Only in 2009 could social networking site Facebook interfere with a trial. Right now, Baltimore mayor Sheila Dixon is being convicted of embezzlement. Defense lawyers say that Dixon used donated gift cards which were supposed to go to a local charity, on her and her family.
The trial has already had a rocky start with one juror possibly being charged by withholding a possible conflict of interest. In 2006 Shawana Tyler, entered a contest sponsored by the city for a shopping spree to fill a shopping cart up with as much food as you can in 2 minutes. Tyler thought the grocery store sponsored the contest and doesn’t remember seeing the mayor there. But photos from the event, archived by the Baltimore Times show the two standing next to each other, while Dixon gave a speech.
Now it’s the other jurors who are stirring up the mix. It seems that over a four day break for Thanksgiving, half of the jurors, which consists of 9 women and 3 men, friended each other on Facebook. However, Dixon’s lawyers say that’s an issue for appeals, since Judge Dennis M. Sweeny asked jurors to keep a low profile and to not communicate with each other outside of the jury room. However, there are no laws which state Facebook as a form of communication, although it clearly is.
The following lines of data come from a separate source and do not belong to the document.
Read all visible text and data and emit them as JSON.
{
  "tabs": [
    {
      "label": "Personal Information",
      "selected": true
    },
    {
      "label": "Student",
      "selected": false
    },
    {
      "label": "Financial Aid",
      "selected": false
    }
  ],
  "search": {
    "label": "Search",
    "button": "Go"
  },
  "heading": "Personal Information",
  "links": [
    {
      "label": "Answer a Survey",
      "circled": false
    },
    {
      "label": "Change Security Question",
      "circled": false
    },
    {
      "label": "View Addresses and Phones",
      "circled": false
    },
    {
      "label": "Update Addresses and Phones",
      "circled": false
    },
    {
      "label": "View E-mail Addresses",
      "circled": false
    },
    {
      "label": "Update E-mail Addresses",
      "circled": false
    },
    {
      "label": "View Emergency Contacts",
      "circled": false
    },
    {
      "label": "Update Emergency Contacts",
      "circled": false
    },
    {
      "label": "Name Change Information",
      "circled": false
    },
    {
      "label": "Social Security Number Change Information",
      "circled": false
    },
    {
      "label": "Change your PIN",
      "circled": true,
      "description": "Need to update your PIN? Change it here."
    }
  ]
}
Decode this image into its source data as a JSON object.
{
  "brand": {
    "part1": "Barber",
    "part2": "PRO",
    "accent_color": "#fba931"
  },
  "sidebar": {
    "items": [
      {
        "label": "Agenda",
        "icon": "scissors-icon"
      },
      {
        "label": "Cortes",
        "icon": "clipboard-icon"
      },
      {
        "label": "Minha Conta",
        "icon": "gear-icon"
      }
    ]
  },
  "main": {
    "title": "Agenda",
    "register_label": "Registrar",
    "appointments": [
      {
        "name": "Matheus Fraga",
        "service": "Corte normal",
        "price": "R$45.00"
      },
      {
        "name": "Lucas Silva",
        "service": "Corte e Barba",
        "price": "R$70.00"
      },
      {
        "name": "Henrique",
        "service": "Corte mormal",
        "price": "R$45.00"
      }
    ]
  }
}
The Baltimore times found comments written on some of the jurors walls and said in a recent article:
During the four-day break in deliberations for Thanksgiving, [juror No. 3, Shiron] Davis invited Juror No. 12, James Chaney, to her Edmondson Village apartment for Thanksgiving dinner. The Sunday before deliberations resumed, Juror No. 11, Elaine Pollack, wrote to Chaney, “Hi James! Ready for round……..oh I lost count! See you tomorrow!”
He replied: “Yeah it’s probably round 12 or 13 but im ready i guess. Hopefully it will be the last round.”
“Al,” a person not on the jury, added a comment to that online conversation that read: “Not guilty …” After the verdict, Davis wrote: “NO AL, GUILTY AS HELL…SORRY.”
Prosecutors in the case believe the statements are harmless, however the matter is fully being looked into. The trial has been placed on hold until the matter is fully investigated.